What needs to be done:
Could you filter the material and copy every line where the word "JSON" occurs?

Data provided:
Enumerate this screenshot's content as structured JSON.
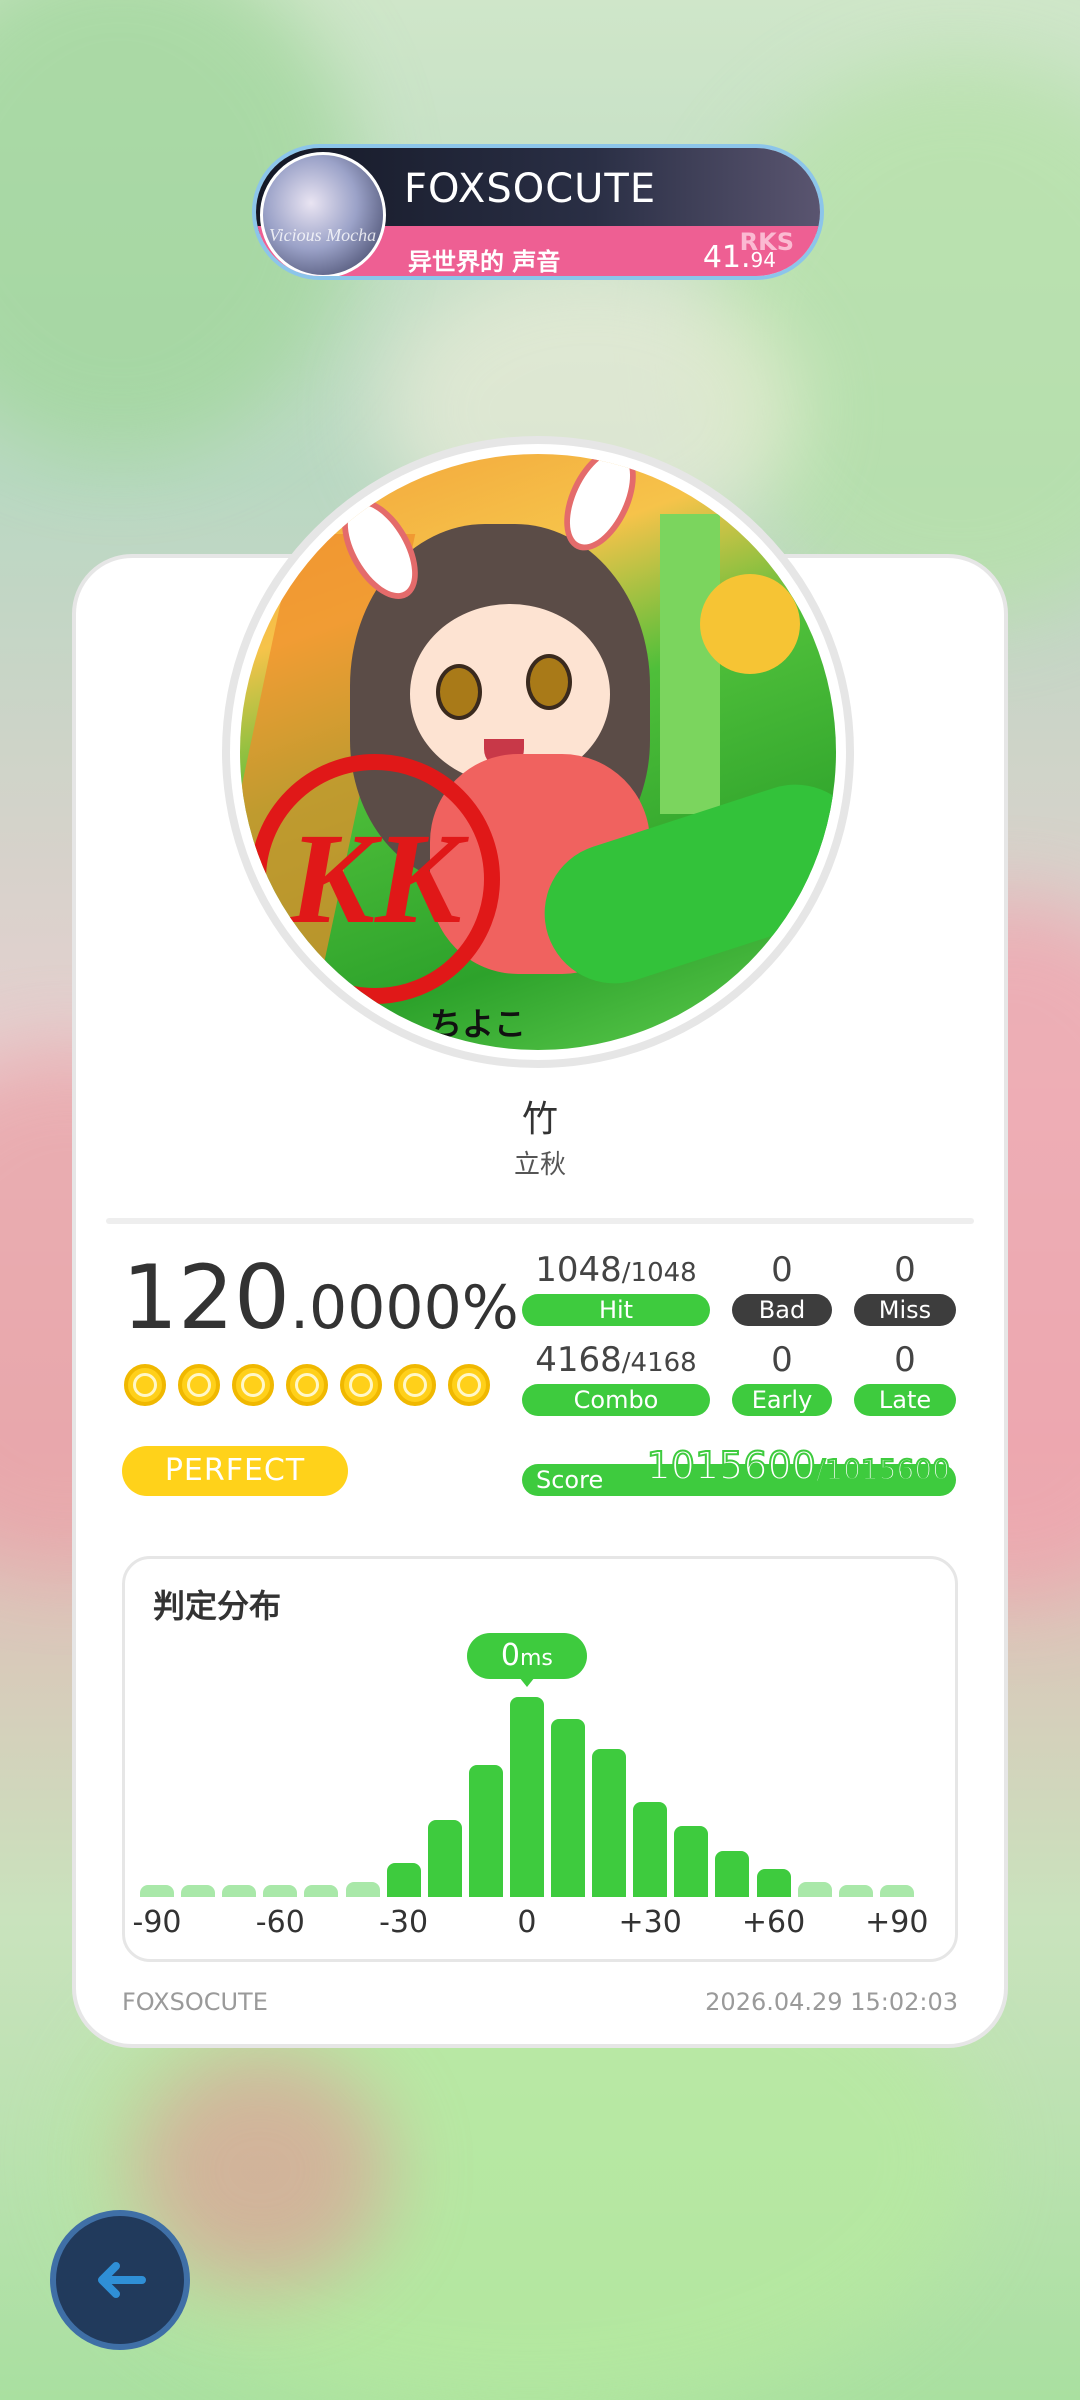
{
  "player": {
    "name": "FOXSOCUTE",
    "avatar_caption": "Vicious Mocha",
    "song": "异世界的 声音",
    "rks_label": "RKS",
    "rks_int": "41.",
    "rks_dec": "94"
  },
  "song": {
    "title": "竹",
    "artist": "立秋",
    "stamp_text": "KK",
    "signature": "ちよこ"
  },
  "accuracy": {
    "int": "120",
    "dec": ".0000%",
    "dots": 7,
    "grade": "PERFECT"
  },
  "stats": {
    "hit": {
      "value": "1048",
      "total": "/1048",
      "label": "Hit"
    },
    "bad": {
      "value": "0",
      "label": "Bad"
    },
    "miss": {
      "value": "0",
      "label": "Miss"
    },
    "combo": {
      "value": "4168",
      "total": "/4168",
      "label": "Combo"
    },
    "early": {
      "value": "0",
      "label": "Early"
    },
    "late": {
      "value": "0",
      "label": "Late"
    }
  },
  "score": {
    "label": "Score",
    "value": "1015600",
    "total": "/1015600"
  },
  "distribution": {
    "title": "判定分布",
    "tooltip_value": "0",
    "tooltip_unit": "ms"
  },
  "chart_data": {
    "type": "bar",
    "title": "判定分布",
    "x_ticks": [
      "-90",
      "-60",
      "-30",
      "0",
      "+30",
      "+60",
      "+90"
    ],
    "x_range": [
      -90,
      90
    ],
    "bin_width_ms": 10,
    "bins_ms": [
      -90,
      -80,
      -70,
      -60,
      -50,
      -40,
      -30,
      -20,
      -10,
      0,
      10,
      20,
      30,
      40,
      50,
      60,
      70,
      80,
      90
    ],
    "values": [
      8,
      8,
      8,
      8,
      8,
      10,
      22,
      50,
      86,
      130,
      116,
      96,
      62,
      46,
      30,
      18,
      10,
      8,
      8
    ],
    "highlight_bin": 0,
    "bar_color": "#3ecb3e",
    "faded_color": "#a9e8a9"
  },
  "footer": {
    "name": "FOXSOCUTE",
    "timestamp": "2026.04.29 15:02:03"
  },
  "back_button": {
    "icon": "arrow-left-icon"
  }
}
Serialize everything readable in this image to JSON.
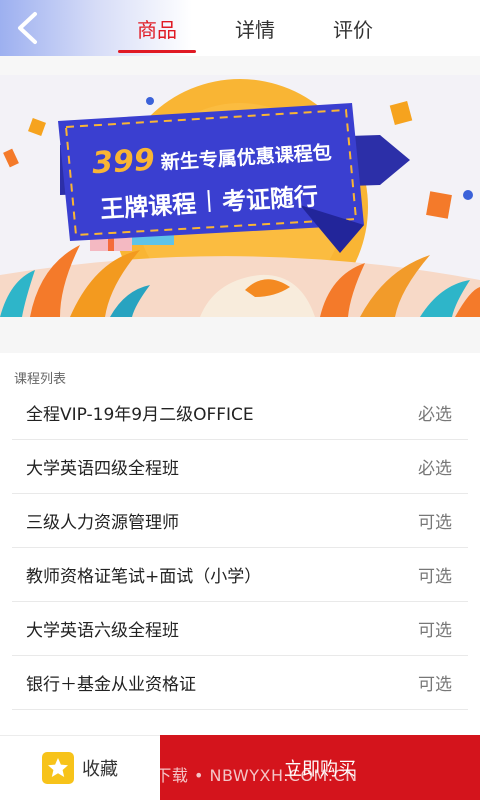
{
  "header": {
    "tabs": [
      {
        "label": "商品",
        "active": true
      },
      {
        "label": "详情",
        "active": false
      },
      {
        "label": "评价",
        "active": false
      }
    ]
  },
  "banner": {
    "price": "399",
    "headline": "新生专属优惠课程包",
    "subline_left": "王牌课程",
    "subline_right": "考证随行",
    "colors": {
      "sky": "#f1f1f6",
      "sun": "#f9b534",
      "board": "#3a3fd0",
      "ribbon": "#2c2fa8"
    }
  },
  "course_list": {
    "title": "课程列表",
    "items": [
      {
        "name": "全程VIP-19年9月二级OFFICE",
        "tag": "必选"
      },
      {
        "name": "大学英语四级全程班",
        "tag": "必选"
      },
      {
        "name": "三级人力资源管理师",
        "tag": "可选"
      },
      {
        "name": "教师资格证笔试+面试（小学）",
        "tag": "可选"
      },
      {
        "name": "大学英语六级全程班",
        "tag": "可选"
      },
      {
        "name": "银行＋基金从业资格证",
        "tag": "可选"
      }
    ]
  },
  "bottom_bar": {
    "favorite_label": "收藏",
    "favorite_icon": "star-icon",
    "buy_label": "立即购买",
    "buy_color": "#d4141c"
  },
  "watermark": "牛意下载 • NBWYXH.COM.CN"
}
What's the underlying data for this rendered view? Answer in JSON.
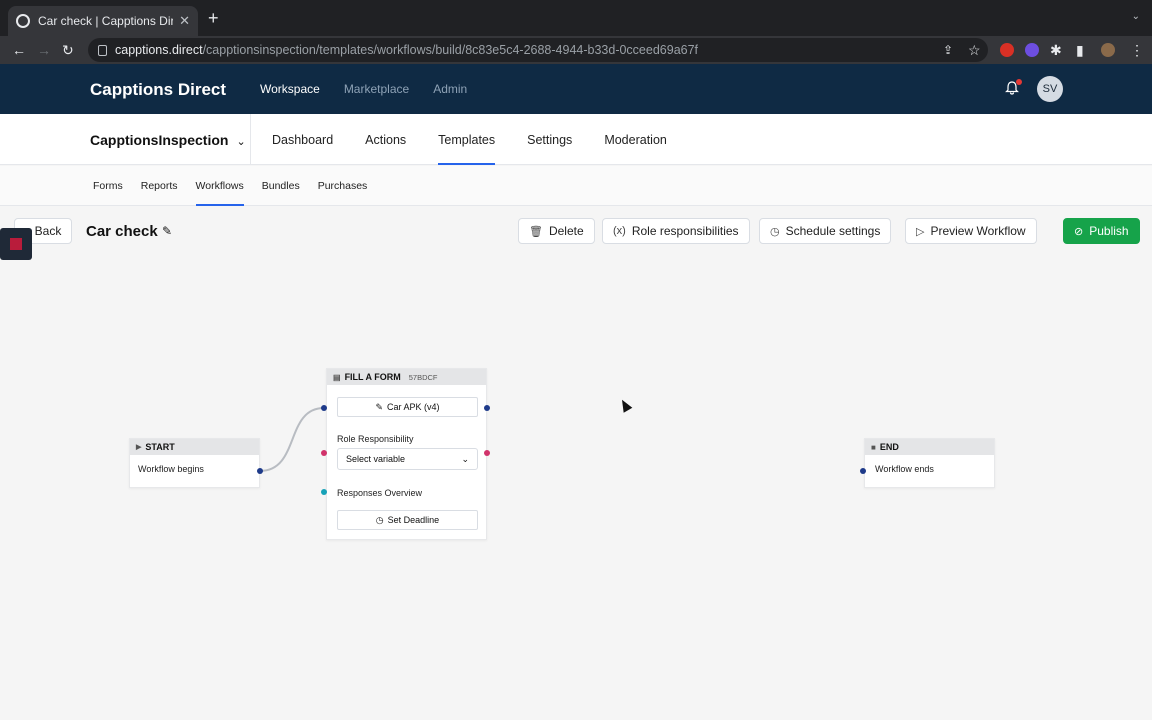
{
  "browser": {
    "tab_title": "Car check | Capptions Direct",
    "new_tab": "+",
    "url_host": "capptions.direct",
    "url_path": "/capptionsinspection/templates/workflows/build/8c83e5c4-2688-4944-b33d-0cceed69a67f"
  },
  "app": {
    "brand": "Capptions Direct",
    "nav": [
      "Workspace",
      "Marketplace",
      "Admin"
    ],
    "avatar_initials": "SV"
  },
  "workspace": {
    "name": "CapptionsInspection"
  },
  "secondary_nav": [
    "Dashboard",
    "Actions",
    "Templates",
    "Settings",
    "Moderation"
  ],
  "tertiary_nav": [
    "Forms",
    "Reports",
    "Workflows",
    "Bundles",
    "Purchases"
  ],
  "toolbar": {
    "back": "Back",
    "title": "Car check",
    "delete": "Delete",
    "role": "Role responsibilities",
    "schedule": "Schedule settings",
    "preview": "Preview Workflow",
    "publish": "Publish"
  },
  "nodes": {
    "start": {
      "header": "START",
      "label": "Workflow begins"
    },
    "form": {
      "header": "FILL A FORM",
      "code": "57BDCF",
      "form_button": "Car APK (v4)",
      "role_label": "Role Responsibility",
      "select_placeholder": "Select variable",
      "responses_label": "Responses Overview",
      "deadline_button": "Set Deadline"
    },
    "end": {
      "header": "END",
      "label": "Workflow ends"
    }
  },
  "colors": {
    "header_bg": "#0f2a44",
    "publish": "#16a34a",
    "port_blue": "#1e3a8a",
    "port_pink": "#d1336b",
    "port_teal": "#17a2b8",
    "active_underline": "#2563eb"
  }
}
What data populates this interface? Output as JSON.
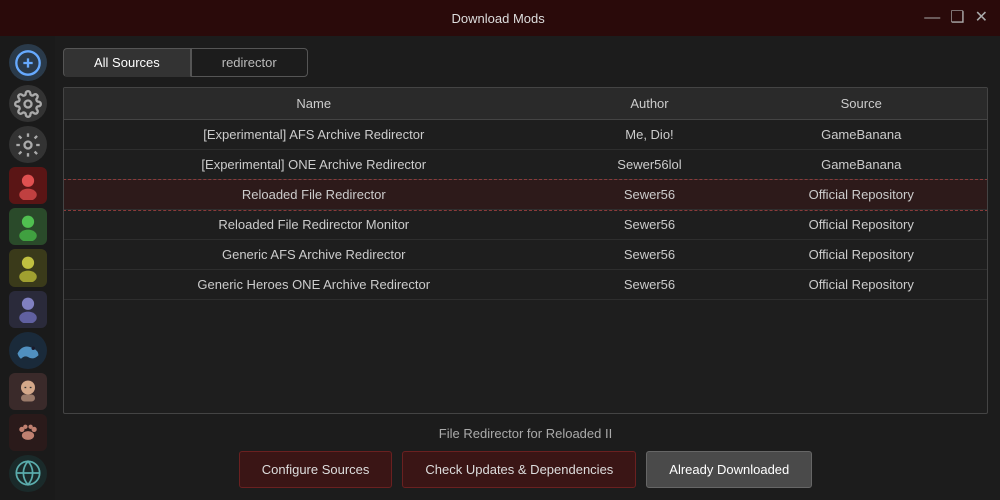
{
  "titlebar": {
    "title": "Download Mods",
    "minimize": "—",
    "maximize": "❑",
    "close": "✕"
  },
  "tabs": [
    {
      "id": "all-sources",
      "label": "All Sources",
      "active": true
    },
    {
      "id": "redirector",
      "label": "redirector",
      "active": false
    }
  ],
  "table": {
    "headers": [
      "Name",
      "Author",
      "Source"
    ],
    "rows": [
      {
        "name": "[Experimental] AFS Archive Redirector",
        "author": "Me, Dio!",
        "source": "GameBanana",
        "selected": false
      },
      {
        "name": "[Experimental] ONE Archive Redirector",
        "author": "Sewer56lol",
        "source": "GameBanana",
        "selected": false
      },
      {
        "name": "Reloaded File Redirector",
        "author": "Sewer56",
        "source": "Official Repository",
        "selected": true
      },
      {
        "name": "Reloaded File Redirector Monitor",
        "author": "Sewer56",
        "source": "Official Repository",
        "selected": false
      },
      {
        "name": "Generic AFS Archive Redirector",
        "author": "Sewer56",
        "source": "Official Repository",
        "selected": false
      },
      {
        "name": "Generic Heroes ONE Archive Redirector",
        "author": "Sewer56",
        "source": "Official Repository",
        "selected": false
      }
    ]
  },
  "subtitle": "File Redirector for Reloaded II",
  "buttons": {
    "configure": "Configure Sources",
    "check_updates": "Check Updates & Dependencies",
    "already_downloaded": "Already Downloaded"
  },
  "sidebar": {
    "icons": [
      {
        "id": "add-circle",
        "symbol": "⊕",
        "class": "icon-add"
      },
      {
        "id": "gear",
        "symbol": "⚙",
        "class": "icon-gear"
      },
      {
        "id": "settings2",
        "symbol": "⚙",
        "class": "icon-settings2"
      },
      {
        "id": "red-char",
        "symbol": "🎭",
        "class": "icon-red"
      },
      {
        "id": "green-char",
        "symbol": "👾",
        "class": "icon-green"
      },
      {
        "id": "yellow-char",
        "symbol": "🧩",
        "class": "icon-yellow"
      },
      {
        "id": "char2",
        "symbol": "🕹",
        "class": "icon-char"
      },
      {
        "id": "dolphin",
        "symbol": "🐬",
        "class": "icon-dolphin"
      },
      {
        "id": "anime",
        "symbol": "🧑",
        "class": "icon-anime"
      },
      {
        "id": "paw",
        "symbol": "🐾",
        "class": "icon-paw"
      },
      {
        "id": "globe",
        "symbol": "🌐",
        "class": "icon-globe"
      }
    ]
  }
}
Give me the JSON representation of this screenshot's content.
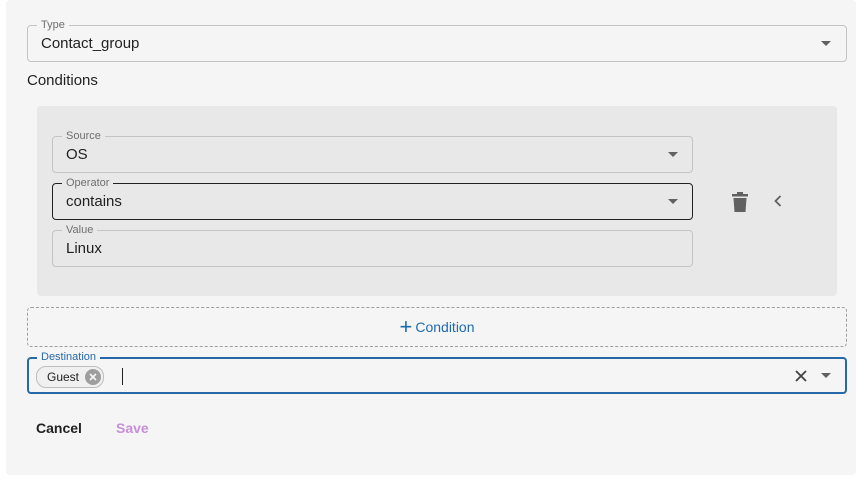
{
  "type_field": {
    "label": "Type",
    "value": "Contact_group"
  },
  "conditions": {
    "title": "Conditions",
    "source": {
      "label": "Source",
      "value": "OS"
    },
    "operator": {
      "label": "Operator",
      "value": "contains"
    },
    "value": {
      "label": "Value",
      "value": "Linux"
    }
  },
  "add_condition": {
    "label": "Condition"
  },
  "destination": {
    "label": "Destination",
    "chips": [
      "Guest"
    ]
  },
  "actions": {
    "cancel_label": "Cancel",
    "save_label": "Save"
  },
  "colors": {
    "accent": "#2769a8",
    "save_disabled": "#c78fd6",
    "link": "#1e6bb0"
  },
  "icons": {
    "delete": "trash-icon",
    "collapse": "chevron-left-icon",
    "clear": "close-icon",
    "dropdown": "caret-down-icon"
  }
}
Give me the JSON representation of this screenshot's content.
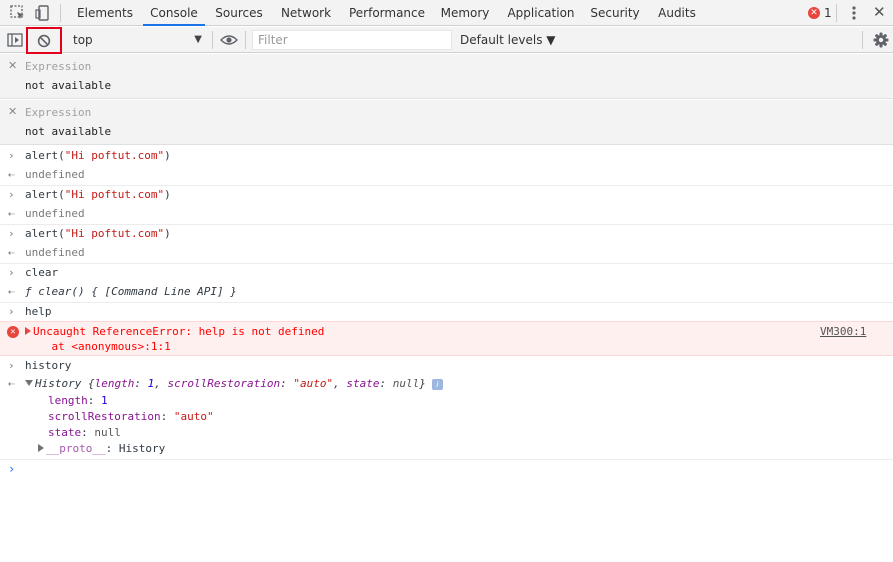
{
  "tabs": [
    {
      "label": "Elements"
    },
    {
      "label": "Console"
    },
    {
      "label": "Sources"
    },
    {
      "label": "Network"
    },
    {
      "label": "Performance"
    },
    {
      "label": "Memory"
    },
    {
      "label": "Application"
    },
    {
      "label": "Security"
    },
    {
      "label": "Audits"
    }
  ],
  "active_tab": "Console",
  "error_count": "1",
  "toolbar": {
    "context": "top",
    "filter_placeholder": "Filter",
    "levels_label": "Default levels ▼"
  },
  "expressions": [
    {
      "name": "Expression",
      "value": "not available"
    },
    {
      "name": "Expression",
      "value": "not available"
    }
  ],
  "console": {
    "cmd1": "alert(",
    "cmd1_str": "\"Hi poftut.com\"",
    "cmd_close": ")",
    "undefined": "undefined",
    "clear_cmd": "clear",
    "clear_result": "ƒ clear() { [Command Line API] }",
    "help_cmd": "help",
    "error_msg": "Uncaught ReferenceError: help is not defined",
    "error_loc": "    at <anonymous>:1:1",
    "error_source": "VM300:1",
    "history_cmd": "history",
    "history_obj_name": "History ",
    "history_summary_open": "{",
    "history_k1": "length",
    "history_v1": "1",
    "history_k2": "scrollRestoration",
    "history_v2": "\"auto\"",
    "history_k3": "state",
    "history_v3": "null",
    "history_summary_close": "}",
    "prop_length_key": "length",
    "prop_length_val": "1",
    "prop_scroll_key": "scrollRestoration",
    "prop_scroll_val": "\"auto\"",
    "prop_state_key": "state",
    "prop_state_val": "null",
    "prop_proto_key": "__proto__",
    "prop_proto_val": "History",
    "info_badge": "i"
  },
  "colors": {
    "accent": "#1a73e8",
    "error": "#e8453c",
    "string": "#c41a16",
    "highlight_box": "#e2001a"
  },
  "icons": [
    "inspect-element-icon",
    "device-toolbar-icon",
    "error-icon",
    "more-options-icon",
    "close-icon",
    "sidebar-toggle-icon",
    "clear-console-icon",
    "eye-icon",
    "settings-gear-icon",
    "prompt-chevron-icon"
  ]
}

Exercise answer:
Enumerate this screenshot's content as structured JSON.
Serialize everything readable in this image to JSON.
What's the underlying data for this rendered view? Answer in JSON.
What data populates this interface? Output as JSON.
Give me the JSON representation of this screenshot's content.
Give me the JSON representation of this screenshot's content.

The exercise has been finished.